:: GIVEN DATA ::

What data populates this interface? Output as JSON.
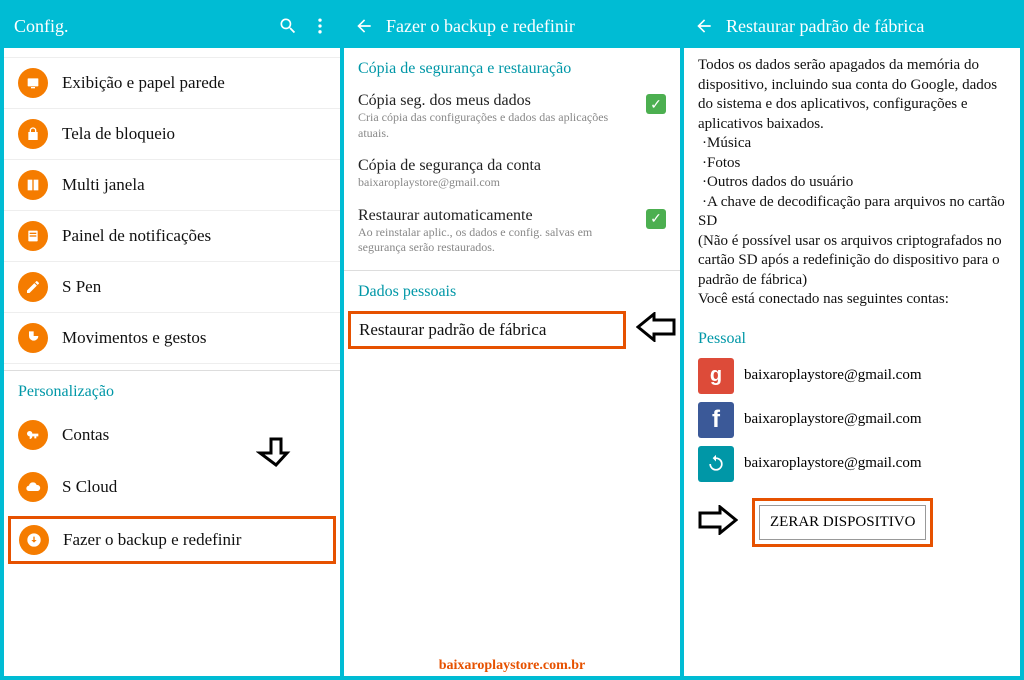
{
  "panel1": {
    "title": "Config.",
    "items": [
      {
        "label": "Exibição e papel parede"
      },
      {
        "label": "Tela de bloqueio"
      },
      {
        "label": "Multi janela"
      },
      {
        "label": "Painel de notificações"
      },
      {
        "label": "S Pen"
      },
      {
        "label": "Movimentos e gestos"
      }
    ],
    "section": "Personalização",
    "items2": [
      {
        "label": "Contas"
      },
      {
        "label": "S Cloud"
      }
    ],
    "highlight": "Fazer o backup e redefinir"
  },
  "panel2": {
    "title": "Fazer o backup e redefinir",
    "section1": "Cópia de segurança e restauração",
    "backup1": {
      "title": "Cópia seg. dos meus dados",
      "sub": "Cria cópia das configurações e dados das aplicações atuais."
    },
    "backup2": {
      "title": "Cópia de segurança da conta",
      "sub": "baixaroplaystore@gmail.com"
    },
    "backup3": {
      "title": "Restaurar automaticamente",
      "sub": "Ao reinstalar aplic., os dados e config. salvas em segurança serão restaurados."
    },
    "section2": "Dados pessoais",
    "highlight": "Restaurar padrão de fábrica",
    "watermark": "baixaroplaystore.com.br"
  },
  "panel3": {
    "title": "Restaurar padrão de fábrica",
    "warning": "Todos os dados serão apagados da memória do dispositivo, incluindo sua conta do Google, dados do sistema e dos aplicativos, configurações e aplicativos baixados.",
    "bullets": [
      "·Música",
      "·Fotos",
      "·Outros dados do usuário",
      "·A chave de decodificação para arquivos no cartão SD"
    ],
    "paren": "(Não é possível usar os arquivos criptografados no cartão SD após a redefinição do dispositivo para o padrão de fábrica)",
    "connected": "Você está conectado nas seguintes contas:",
    "section": "Pessoal",
    "accounts": [
      {
        "email": "baixaroplaystore@gmail.com"
      },
      {
        "email": "baixaroplaystore@gmail.com"
      },
      {
        "email": "baixaroplaystore@gmail.com"
      }
    ],
    "button": "ZERAR DISPOSITIVO"
  }
}
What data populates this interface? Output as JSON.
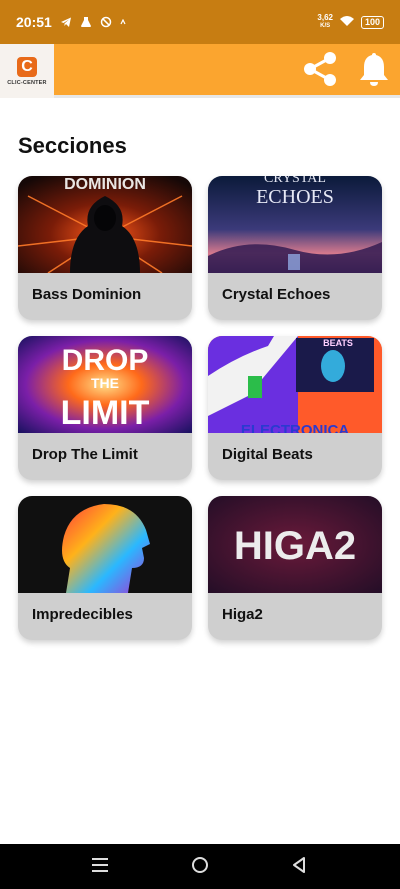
{
  "status_bar": {
    "time": "20:51",
    "speed_value": "3,62",
    "speed_unit": "K/S",
    "battery": "100"
  },
  "app_bar": {
    "logo_letter": "C",
    "logo_text": "CLIC-CENTER"
  },
  "main": {
    "section_title": "Secciones",
    "cards": [
      {
        "label": "Bass Dominion",
        "art_text": "DOMINION"
      },
      {
        "label": "Crystal Echoes",
        "art_text_1": "CRYSTAL",
        "art_text_2": "ECHOES"
      },
      {
        "label": "Drop The Limit",
        "art_text_1": "DROP",
        "art_text_2": "THE",
        "art_text_3": "LIMIT"
      },
      {
        "label": "Digital Beats",
        "art_text_1": "BEATS",
        "art_text_2": "ELECTRONICA"
      },
      {
        "label": "Impredecibles"
      },
      {
        "label": "Higa2",
        "art_text": "HIGA2"
      }
    ]
  },
  "colors": {
    "status_bar": "#c77d12",
    "app_bar": "#fba52f",
    "card_bg": "#cfcfcf",
    "nav_bar": "#000000"
  }
}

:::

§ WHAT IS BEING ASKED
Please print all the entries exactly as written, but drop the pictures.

§ WRITTEN RESPONSE
What data populates this interface? Output as JSON.
{
  "panel1": {
    "title": "Config.",
    "items": [
      {
        "label": "Exibição e papel parede"
      },
      {
        "label": "Tela de bloqueio"
      },
      {
        "label": "Multi janela"
      },
      {
        "label": "Painel de notificações"
      },
      {
        "label": "S Pen"
      },
      {
        "label": "Movimentos e gestos"
      }
    ],
    "section": "Personalização",
    "items2": [
      {
        "label": "Contas"
      },
      {
        "label": "S Cloud"
      }
    ],
    "highlight": "Fazer o backup e redefinir"
  },
  "panel2": {
    "title": "Fazer o backup e redefinir",
    "section1": "Cópia de segurança e restauração",
    "backup1": {
      "title": "Cópia seg. dos meus dados",
      "sub": "Cria cópia das configurações e dados das aplicações atuais."
    },
    "backup2": {
      "title": "Cópia de segurança da conta",
      "sub": "baixaroplaystore@gmail.com"
    },
    "backup3": {
      "title": "Restaurar automaticamente",
      "sub": "Ao reinstalar aplic., os dados e config. salvas em segurança serão restaurados."
    },
    "section2": "Dados pessoais",
    "highlight": "Restaurar padrão de fábrica",
    "watermark": "baixaroplaystore.com.br"
  },
  "panel3": {
    "title": "Restaurar padrão de fábrica",
    "warning": "Todos os dados serão apagados da memória do dispositivo, incluindo sua conta do Google, dados do sistema e dos aplicativos, configurações e aplicativos baixados.",
    "bullets": [
      "·Música",
      "·Fotos",
      "·Outros dados do usuário",
      "·A chave de decodificação para arquivos no cartão SD"
    ],
    "paren": "(Não é possível usar os arquivos criptografados no cartão SD após a redefinição do dispositivo para o padrão de fábrica)",
    "connected": "Você está conectado nas seguintes contas:",
    "section": "Pessoal",
    "accounts": [
      {
        "email": "baixaroplaystore@gmail.com"
      },
      {
        "email": "baixaroplaystore@gmail.com"
      },
      {
        "email": "baixaroplaystore@gmail.com"
      }
    ],
    "button": "ZERAR DISPOSITIVO"
  }
}
What data populates this interface? Output as JSON.
{
  "status_bar": {
    "time": "20:51",
    "speed_value": "3,62",
    "speed_unit": "K/S",
    "battery": "100"
  },
  "app_bar": {
    "logo_letter": "C",
    "logo_text": "CLIC-CENTER"
  },
  "main": {
    "section_title": "Secciones",
    "cards": [
      {
        "label": "Bass Dominion",
        "art_text": "DOMINION"
      },
      {
        "label": "Crystal Echoes",
        "art_text_1": "CRYSTAL",
        "art_text_2": "ECHOES"
      },
      {
        "label": "Drop The Limit",
        "art_text_1": "DROP",
        "art_text_2": "THE",
        "art_text_3": "LIMIT"
      },
      {
        "label": "Digital Beats",
        "art_text_1": "BEATS",
        "art_text_2": "ELECTRONICA"
      },
      {
        "label": "Impredecibles"
      },
      {
        "label": "Higa2",
        "art_text": "HIGA2"
      }
    ]
  },
  "colors": {
    "status_bar": "#c77d12",
    "app_bar": "#fba52f",
    "card_bg": "#cfcfcf",
    "nav_bar": "#000000"
  }
}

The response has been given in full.